• About this exercise:
Every single record below is to be reproduced exactly.
··· Available data
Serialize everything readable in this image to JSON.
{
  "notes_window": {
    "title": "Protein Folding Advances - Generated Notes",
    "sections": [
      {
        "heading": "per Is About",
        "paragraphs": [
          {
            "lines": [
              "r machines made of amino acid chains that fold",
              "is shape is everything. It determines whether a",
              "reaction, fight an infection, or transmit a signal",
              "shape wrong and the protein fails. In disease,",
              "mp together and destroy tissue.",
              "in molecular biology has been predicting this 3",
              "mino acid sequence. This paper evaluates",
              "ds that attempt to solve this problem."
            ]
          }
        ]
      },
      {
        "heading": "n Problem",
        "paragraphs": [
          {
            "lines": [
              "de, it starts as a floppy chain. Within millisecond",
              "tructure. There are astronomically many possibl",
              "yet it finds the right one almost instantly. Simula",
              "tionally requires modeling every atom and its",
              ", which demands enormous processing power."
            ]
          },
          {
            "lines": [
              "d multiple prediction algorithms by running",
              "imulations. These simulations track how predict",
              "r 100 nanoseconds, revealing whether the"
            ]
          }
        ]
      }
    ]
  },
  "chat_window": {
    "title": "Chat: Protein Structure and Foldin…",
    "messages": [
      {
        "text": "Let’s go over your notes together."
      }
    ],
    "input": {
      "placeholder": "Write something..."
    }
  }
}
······
• Reply:
Serialize everything readable in this image to JSON.
{
  "notes_window": {
    "title": "Protein Folding Advances - Generated Notes",
    "sections": [
      {
        "heading": "per Is About",
        "paragraphs": [
          {
            "lines": [
              "r machines made of amino acid chains that fold",
              "is shape is everything. It determines whether a",
              "reaction, fight an infection, or transmit a signal",
              "shape wrong and the protein fails. In disease,",
              "mp together and destroy tissue.",
              "in molecular biology has been predicting this 3",
              "mino acid sequence. This paper evaluates",
              "ds that attempt to solve this problem."
            ]
          }
        ]
      },
      {
        "heading": "n Problem",
        "paragraphs": [
          {
            "lines": [
              "de, it starts as a floppy chain. Within millisecond",
              "tructure. There are astronomically many possibl",
              "yet it finds the right one almost instantly. Simula",
              "tionally requires modeling every atom and its",
              ", which demands enormous processing power."
            ]
          },
          {
            "lines": [
              "d multiple prediction algorithms by running",
              "imulations. These simulations track how predict",
              "r 100 nanoseconds, revealing whether the"
            ]
          }
        ]
      }
    ]
  },
  "chat_window": {
    "title": "Chat: Protein Structure and Foldin…",
    "messages": [
      {
        "text": "Let’s go over your notes together."
      }
    ],
    "input": {
      "placeholder": "Write something..."
    }
  }
}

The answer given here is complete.